* [WORK TO BE COMPLETED]:
Repeat the entries beneath in their entirety, precisely as given.

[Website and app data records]
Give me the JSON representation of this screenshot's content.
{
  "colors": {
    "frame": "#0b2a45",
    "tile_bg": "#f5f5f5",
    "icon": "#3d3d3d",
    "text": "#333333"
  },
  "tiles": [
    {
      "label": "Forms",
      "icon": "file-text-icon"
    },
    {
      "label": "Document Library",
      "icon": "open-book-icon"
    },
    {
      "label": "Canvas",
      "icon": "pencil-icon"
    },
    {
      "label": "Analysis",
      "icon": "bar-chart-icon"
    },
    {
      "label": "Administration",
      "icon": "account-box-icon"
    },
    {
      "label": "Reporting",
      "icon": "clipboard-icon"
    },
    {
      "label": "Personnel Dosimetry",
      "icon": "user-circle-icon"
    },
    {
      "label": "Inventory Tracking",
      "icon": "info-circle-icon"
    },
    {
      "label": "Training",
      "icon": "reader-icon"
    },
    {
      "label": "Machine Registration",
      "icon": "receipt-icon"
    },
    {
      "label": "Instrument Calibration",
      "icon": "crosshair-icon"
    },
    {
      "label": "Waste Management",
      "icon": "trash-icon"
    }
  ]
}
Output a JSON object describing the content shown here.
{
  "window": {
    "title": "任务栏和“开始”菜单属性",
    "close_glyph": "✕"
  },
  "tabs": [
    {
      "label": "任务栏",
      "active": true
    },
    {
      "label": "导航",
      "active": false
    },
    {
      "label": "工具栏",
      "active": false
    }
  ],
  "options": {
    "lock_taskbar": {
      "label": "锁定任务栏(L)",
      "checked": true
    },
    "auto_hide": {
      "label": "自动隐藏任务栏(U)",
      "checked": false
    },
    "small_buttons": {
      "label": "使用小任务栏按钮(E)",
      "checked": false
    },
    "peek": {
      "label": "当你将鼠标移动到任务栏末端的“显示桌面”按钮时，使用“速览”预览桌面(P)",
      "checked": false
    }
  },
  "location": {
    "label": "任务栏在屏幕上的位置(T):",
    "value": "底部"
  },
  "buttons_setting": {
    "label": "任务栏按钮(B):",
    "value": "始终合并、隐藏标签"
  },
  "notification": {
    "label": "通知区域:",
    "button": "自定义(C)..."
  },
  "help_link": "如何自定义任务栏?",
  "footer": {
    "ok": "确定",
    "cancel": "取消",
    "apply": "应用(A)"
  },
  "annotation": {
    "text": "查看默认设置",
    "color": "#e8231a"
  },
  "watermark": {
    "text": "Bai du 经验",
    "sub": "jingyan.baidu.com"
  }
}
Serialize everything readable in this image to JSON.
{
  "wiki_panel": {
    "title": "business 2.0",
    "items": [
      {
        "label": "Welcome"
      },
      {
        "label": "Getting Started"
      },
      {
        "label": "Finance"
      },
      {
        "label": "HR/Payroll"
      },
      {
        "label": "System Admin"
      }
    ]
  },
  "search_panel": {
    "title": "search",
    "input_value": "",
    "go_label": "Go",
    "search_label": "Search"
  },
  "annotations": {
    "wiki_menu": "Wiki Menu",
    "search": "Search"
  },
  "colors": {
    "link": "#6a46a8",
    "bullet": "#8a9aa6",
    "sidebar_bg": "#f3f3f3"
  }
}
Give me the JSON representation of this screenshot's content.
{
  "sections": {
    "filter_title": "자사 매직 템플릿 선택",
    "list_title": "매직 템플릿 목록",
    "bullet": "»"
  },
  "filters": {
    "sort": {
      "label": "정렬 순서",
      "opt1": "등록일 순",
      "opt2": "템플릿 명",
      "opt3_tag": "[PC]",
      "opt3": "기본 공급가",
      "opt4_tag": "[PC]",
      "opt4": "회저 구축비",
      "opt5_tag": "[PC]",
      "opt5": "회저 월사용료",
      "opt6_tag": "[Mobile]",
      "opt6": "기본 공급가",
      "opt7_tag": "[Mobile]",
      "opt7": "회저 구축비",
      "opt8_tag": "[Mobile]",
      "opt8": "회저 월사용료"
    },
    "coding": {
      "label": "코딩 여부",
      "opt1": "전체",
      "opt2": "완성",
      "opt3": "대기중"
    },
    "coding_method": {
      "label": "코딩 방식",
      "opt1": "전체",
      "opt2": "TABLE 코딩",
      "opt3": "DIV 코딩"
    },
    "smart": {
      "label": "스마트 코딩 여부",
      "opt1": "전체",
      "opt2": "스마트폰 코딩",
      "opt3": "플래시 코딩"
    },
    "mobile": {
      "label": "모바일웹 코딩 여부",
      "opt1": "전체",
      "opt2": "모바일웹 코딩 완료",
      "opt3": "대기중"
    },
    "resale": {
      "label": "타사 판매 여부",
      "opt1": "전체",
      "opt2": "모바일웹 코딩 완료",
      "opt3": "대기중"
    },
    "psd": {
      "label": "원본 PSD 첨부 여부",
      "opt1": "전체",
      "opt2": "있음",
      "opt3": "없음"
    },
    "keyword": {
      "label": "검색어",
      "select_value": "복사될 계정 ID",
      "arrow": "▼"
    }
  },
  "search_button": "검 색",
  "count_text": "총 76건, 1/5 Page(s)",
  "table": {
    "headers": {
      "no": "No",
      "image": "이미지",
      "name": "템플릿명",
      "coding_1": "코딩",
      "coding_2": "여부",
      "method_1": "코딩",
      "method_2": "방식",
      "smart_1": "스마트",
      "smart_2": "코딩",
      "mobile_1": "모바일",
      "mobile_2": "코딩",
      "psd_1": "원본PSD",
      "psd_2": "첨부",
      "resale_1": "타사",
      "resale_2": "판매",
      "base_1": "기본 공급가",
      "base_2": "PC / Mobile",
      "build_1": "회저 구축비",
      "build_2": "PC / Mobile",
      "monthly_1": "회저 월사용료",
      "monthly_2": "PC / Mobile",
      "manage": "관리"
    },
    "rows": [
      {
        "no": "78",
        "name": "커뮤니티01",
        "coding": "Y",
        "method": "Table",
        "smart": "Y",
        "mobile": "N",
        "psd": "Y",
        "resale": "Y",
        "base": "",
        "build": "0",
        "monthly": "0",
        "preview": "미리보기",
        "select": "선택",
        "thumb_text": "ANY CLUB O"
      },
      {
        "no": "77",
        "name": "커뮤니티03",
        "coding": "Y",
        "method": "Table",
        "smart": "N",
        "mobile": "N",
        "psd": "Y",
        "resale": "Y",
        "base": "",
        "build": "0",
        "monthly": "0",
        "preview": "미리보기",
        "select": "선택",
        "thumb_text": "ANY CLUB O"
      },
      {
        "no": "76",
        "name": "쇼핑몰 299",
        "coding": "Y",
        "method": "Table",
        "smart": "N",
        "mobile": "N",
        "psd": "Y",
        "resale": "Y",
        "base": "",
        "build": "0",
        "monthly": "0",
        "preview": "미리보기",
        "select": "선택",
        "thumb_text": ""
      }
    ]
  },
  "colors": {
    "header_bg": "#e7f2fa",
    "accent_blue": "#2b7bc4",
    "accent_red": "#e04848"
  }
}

* [TASK SOLUTION]:
Give me the JSON representation of this screenshot's content.
{
  "colors": {
    "frame": "#0b2a45",
    "tile_bg": "#f5f5f5",
    "icon": "#3d3d3d",
    "text": "#333333"
  },
  "tiles": [
    {
      "label": "Forms",
      "icon": "file-text-icon"
    },
    {
      "label": "Document Library",
      "icon": "open-book-icon"
    },
    {
      "label": "Canvas",
      "icon": "pencil-icon"
    },
    {
      "label": "Analysis",
      "icon": "bar-chart-icon"
    },
    {
      "label": "Administration",
      "icon": "account-box-icon"
    },
    {
      "label": "Reporting",
      "icon": "clipboard-icon"
    },
    {
      "label": "Personnel Dosimetry",
      "icon": "user-circle-icon"
    },
    {
      "label": "Inventory Tracking",
      "icon": "info-circle-icon"
    },
    {
      "label": "Training",
      "icon": "reader-icon"
    },
    {
      "label": "Machine Registration",
      "icon": "receipt-icon"
    },
    {
      "label": "Instrument Calibration",
      "icon": "crosshair-icon"
    },
    {
      "label": "Waste Management",
      "icon": "trash-icon"
    }
  ]
}
Output a JSON object describing the content shown here.
{
  "window": {
    "title": "任务栏和“开始”菜单属性",
    "close_glyph": "✕"
  },
  "tabs": [
    {
      "label": "任务栏",
      "active": true
    },
    {
      "label": "导航",
      "active": false
    },
    {
      "label": "工具栏",
      "active": false
    }
  ],
  "options": {
    "lock_taskbar": {
      "label": "锁定任务栏(L)",
      "checked": true
    },
    "auto_hide": {
      "label": "自动隐藏任务栏(U)",
      "checked": false
    },
    "small_buttons": {
      "label": "使用小任务栏按钮(E)",
      "checked": false
    },
    "peek": {
      "label": "当你将鼠标移动到任务栏末端的“显示桌面”按钮时，使用“速览”预览桌面(P)",
      "checked": false
    }
  },
  "location": {
    "label": "任务栏在屏幕上的位置(T):",
    "value": "底部"
  },
  "buttons_setting": {
    "label": "任务栏按钮(B):",
    "value": "始终合并、隐藏标签"
  },
  "notification": {
    "label": "通知区域:",
    "button": "自定义(C)..."
  },
  "help_link": "如何自定义任务栏?",
  "footer": {
    "ok": "确定",
    "cancel": "取消",
    "apply": "应用(A)"
  },
  "annotation": {
    "text": "查看默认设置",
    "color": "#e8231a"
  },
  "watermark": {
    "text": "Bai du 经验",
    "sub": "jingyan.baidu.com"
  }
}
Serialize everything readable in this image to JSON.
{
  "wiki_panel": {
    "title": "business 2.0",
    "items": [
      {
        "label": "Welcome"
      },
      {
        "label": "Getting Started"
      },
      {
        "label": "Finance"
      },
      {
        "label": "HR/Payroll"
      },
      {
        "label": "System Admin"
      }
    ]
  },
  "search_panel": {
    "title": "search",
    "input_value": "",
    "go_label": "Go",
    "search_label": "Search"
  },
  "annotations": {
    "wiki_menu": "Wiki Menu",
    "search": "Search"
  },
  "colors": {
    "link": "#6a46a8",
    "bullet": "#8a9aa6",
    "sidebar_bg": "#f3f3f3"
  }
}
Give me the JSON representation of this screenshot's content.
{
  "sections": {
    "filter_title": "자사 매직 템플릿 선택",
    "list_title": "매직 템플릿 목록",
    "bullet": "»"
  },
  "filters": {
    "sort": {
      "label": "정렬 순서",
      "opt1": "등록일 순",
      "opt2": "템플릿 명",
      "opt3_tag": "[PC]",
      "opt3": "기본 공급가",
      "opt4_tag": "[PC]",
      "opt4": "회저 구축비",
      "opt5_tag": "[PC]",
      "opt5": "회저 월사용료",
      "opt6_tag": "[Mobile]",
      "opt6": "기본 공급가",
      "opt7_tag": "[Mobile]",
      "opt7": "회저 구축비",
      "opt8_tag": "[Mobile]",
      "opt8": "회저 월사용료"
    },
    "coding": {
      "label": "코딩 여부",
      "opt1": "전체",
      "opt2": "완성",
      "opt3": "대기중"
    },
    "coding_method": {
      "label": "코딩 방식",
      "opt1": "전체",
      "opt2": "TABLE 코딩",
      "opt3": "DIV 코딩"
    },
    "smart": {
      "label": "스마트 코딩 여부",
      "opt1": "전체",
      "opt2": "스마트폰 코딩",
      "opt3": "플래시 코딩"
    },
    "mobile": {
      "label": "모바일웹 코딩 여부",
      "opt1": "전체",
      "opt2": "모바일웹 코딩 완료",
      "opt3": "대기중"
    },
    "resale": {
      "label": "타사 판매 여부",
      "opt1": "전체",
      "opt2": "모바일웹 코딩 완료",
      "opt3": "대기중"
    },
    "psd": {
      "label": "원본 PSD 첨부 여부",
      "opt1": "전체",
      "opt2": "있음",
      "opt3": "없음"
    },
    "keyword": {
      "label": "검색어",
      "select_value": "복사될 계정 ID",
      "arrow": "▼"
    }
  },
  "search_button": "검 색",
  "count_text": "총 76건, 1/5 Page(s)",
  "table": {
    "headers": {
      "no": "No",
      "image": "이미지",
      "name": "템플릿명",
      "coding_1": "코딩",
      "coding_2": "여부",
      "method_1": "코딩",
      "method_2": "방식",
      "smart_1": "스마트",
      "smart_2": "코딩",
      "mobile_1": "모바일",
      "mobile_2": "코딩",
      "psd_1": "원본PSD",
      "psd_2": "첨부",
      "resale_1": "타사",
      "resale_2": "판매",
      "base_1": "기본 공급가",
      "base_2": "PC / Mobile",
      "build_1": "회저 구축비",
      "build_2": "PC / Mobile",
      "monthly_1": "회저 월사용료",
      "monthly_2": "PC / Mobile",
      "manage": "관리"
    },
    "rows": [
      {
        "no": "78",
        "name": "커뮤니티01",
        "coding": "Y",
        "method": "Table",
        "smart": "Y",
        "mobile": "N",
        "psd": "Y",
        "resale": "Y",
        "base": "",
        "build": "0",
        "monthly": "0",
        "preview": "미리보기",
        "select": "선택",
        "thumb_text": "ANY CLUB O"
      },
      {
        "no": "77",
        "name": "커뮤니티03",
        "coding": "Y",
        "method": "Table",
        "smart": "N",
        "mobile": "N",
        "psd": "Y",
        "resale": "Y",
        "base": "",
        "build": "0",
        "monthly": "0",
        "preview": "미리보기",
        "select": "선택",
        "thumb_text": "ANY CLUB O"
      },
      {
        "no": "76",
        "name": "쇼핑몰 299",
        "coding": "Y",
        "method": "Table",
        "smart": "N",
        "mobile": "N",
        "psd": "Y",
        "resale": "Y",
        "base": "",
        "build": "0",
        "monthly": "0",
        "preview": "미리보기",
        "select": "선택",
        "thumb_text": ""
      }
    ]
  },
  "colors": {
    "header_bg": "#e7f2fa",
    "accent_blue": "#2b7bc4",
    "accent_red": "#e04848"
  }
}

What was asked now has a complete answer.